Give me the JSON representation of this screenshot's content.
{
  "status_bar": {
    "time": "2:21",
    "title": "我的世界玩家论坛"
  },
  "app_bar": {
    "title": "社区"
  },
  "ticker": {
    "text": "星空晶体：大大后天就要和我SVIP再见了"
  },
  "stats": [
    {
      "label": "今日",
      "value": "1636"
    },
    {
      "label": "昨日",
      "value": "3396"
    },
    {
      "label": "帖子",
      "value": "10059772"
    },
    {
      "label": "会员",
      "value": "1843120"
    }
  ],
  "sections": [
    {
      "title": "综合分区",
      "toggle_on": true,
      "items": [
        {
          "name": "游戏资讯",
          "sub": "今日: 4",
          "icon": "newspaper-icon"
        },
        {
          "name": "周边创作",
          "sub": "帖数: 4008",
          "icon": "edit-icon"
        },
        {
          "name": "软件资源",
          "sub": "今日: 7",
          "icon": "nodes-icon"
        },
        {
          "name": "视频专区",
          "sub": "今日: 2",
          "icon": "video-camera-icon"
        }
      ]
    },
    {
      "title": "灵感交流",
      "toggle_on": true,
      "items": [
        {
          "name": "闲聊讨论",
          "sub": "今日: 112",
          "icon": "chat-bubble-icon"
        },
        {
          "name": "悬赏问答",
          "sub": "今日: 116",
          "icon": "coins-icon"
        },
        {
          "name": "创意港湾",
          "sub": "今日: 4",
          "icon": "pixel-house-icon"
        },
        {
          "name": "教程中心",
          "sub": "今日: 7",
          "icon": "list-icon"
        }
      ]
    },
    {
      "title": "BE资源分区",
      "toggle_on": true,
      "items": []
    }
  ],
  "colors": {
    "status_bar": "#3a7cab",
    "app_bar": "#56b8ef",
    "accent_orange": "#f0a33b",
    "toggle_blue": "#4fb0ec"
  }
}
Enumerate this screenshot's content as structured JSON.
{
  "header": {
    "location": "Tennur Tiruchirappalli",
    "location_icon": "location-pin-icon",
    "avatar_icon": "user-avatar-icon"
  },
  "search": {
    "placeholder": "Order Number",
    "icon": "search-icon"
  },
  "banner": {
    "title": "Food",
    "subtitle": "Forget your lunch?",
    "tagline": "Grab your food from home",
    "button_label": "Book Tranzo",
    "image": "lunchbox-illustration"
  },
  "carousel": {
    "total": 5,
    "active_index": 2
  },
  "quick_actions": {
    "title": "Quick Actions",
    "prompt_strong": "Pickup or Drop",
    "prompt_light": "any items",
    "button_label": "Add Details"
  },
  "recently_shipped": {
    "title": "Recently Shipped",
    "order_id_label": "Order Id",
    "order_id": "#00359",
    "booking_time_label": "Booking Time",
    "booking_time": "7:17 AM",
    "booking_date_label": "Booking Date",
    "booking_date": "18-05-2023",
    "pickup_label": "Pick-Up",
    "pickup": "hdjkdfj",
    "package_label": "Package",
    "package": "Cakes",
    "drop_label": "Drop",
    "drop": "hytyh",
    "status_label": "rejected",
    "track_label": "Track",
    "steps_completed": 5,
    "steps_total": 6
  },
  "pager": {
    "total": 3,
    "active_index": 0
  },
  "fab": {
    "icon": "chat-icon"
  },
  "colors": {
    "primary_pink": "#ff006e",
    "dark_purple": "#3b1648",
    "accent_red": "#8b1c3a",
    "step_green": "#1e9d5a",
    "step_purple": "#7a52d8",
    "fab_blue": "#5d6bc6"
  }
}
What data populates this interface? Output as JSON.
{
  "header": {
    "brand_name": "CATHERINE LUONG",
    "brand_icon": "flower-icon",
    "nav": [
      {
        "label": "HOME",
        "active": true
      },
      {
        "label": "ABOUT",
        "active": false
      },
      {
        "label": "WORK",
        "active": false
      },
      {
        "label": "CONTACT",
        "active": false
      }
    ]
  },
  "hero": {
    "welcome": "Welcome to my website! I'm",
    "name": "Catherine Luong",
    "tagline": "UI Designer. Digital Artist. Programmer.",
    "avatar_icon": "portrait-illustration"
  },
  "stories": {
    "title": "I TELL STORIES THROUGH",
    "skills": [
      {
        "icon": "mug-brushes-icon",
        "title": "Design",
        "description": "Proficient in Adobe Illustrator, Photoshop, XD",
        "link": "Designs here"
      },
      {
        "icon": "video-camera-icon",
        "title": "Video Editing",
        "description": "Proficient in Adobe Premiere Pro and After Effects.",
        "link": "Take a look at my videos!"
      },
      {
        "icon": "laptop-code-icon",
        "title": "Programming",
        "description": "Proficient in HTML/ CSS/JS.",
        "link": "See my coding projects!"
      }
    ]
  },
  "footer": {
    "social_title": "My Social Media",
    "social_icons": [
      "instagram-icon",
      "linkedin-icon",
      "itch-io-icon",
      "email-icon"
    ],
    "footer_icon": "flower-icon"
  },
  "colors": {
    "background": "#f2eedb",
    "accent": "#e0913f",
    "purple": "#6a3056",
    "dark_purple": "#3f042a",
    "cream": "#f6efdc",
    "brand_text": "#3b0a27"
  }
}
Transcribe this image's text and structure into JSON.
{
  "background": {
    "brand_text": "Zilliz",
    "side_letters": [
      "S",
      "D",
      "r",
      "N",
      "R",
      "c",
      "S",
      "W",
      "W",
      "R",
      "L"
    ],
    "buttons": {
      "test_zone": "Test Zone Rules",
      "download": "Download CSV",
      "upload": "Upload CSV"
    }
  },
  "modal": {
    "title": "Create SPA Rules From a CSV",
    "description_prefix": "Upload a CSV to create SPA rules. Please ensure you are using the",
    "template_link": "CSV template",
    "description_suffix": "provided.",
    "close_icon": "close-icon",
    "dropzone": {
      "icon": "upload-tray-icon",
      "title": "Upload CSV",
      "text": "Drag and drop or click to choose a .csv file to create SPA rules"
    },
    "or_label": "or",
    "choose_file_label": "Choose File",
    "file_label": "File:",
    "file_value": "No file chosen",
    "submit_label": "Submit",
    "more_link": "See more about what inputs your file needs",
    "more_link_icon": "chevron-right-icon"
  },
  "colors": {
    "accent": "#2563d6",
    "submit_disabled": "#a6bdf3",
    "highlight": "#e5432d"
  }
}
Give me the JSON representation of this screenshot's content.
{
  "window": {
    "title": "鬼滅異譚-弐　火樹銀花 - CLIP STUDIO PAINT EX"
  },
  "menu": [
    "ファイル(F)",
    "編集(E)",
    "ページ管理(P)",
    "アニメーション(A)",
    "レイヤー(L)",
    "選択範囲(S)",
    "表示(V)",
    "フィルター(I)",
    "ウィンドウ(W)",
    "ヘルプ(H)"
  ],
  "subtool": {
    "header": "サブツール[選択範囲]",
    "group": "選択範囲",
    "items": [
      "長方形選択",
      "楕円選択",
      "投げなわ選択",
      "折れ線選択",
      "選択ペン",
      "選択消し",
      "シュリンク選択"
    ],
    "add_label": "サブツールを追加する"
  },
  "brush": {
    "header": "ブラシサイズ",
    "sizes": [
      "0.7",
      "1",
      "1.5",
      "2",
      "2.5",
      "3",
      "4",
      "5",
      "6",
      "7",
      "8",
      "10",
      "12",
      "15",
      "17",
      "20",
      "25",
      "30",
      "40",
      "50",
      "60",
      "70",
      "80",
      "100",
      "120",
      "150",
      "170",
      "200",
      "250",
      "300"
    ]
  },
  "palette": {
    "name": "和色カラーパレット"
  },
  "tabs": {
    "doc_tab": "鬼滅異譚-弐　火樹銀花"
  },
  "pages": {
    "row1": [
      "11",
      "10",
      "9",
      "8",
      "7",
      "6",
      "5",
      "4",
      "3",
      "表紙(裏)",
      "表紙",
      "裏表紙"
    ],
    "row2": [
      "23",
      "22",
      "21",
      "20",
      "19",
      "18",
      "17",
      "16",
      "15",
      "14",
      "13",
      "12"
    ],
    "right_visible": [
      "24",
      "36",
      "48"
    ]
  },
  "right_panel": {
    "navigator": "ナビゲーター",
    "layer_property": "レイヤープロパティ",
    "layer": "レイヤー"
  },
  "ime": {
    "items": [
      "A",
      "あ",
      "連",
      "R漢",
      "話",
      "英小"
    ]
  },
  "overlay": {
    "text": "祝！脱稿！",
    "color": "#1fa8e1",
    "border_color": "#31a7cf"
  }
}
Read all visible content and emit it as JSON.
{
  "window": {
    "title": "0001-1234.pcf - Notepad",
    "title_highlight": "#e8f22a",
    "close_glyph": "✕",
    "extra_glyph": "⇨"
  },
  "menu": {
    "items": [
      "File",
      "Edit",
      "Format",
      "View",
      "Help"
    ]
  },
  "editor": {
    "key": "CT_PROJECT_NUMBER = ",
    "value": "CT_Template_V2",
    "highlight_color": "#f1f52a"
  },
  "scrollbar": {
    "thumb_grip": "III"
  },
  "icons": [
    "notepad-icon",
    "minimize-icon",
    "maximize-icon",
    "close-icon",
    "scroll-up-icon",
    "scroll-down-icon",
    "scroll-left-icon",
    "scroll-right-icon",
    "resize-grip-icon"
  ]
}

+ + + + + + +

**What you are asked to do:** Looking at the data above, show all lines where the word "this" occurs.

**Answer below:**
Give me the JSON representation of this screenshot's content.
Enumerate this screenshot's content as structured JSON.
What data populates this interface? Output as JSON.
Transcribe this image's text and structure into JSON.
Give me the JSON representation of this screenshot's content.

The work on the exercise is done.